HomeNewsBriefEcuador Tightens Controls on Diplomatic Mail After Cocaine Scandal
BRIEF

Ecuador Tightens Controls on Diplomatic Mail After Cocaine Scandal

ECUADOR / 14 JAN 2013 BY JAMES BARGENT EN

The Ecuadorean government is implementing reforms to the diplomatic bag service in response to the discovery last year of 40 kilos of cocaine sent to Italy in diplomatic cargo.  

The Diplomatic Bag Service bylaw introduces 11 new security measures, including CCTV monitoring and digital alert systems, to prevent tampering while shipments are in storage or en route.

Under the terms of the new law, anti-narcotics police will control and monitor diplomatic shipments.

The law comes a year after a diplomatic bag of art materials for an Ecuadorean cultural event in Italy was found to contain jars holding 40 kilos of liquid cocaine.

Five Ecuadorean citizens were arrested in connection with the case. One of the accused, Jorge Luis Redroban Quevedo, allegedly has links to Central Bank President Pedro Delgado (who is also President Rafael Correa's cousin), Correa's sister, and to the Ecuadorean Consulate in Milan.

Three of the five are currently serving four to eight-year sentences, while the cases of the other two are being processed, according to Foreign Minister Ricardo Patiño.

InSight Crime Analysis

According to Ecuador’s prosecutor general, the Italian shipment is an isolated case, and there is no indication that drug trafficking organizations had used diplomatic bags for moving drugs previously.

Even if this is true, other countries such as Venezuela have seen allegations of systematic abuse of the diplomatic bag service. This could also be a risk in Ecuador, which is an increasingly popular staging point for the international drug trade.

However, it could also be argued that the new law is primarily a response to the raft of unwelcome publicity Ecuador saw as a result of the original case, and leaves the transnational drug trafficking groups moving large shipments through the country to expand unchecked.

share icon icon icon

Was this content helpful?

We want to sustain Latin America’s largest organized crime database, but in order to do so, we need resources.
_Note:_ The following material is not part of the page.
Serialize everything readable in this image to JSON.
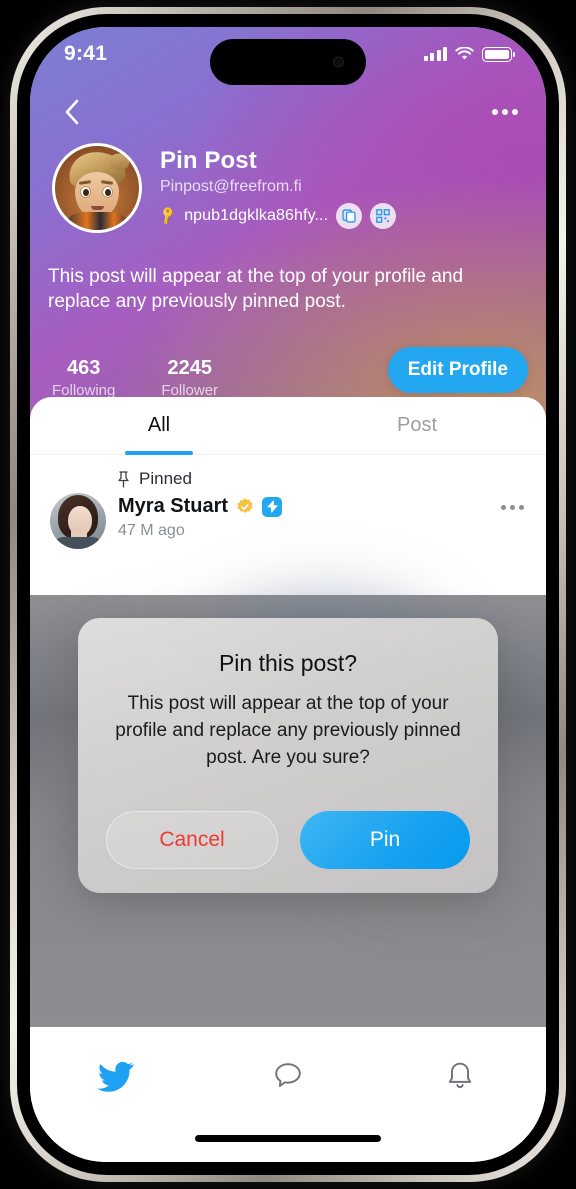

DONATE

What are your thoughts? Click here to send InSight Crime your comments.

We encourage readers to copy and distribute our work for non-commercial purposes, with attribution to InSight Crime in the byline and links to the original at both the top and bottom of the article. Check the Creative Commons website for more details of how to share our work, and please send us an email if you use an article.

Was this content helpful?

We want to sustain Latin America’s largest organized crime database, but in order to do so, we need resources.

DONATE

Related Content

BRAZIL / 20 FEB 2021

Drug traffickers engage in a creative game of hide and seek with coast guards and other security forces that board…

ECUADOR / 27 OCT 2022

Fishing vessels are harvesting smaller marine species in Ecuador as the demand for fishmeal is drawing the attention of illegal…

ECUADOR / 5 APR 2021

Authorities in Ecuador have seized close to 200 baby tortoises native to the Galápagos Islands that are coveted in the…

About InSight Crime

THE ORGANIZATION

Europe Coverage Makes a Splash

20 JAN 2023

Last week, InSight Crime published an analysis of the role of Amsterdam’s Schiphol Airport as an arrival hub for cocaine and methamphetamine from Mexico.  The article was picked up by…

THE ORGANIZATION

World Looks to InSight Crime for Mexico Expertise

13 JAN 2023

Our coverage of the arrest of Chapitos’ co-founder Ovidio Guzmán López in Mexico has received worldwide attention.In the UK, outlets including The Independent and BBC…

THE ORGANIZATION

InSight Crime Shares Expertise with US State Department

16 DEC 2022

Last week, InSight Crime Co-founder Steven Dudley took part in the International Anti-Corruption Conference organized by the US State Department’s Bureau of Democracy, Human Rights, & Labor and…

THE ORGANIZATION

Immediate Response to US-Mexico Marijuana Investigation

9 DEC 2022

InSight Crime’s investigation into how the legalization of marijuana in many US states has changed Mexico’s criminal dynamics made a splash this week appearing on the front page of…

THE ORGANIZATION

‘Ndrangheta Investigation, Exclusive Interview With Suriname President Make Waves

2 DEC 2022

Two weeks ago, InSight Crime published an investigation into how Italian mafia clan the ‘Ndrangheta built a cocaine trafficking network from South America to ‘Ndrangheta-controlled Italian ports. The investigation generated…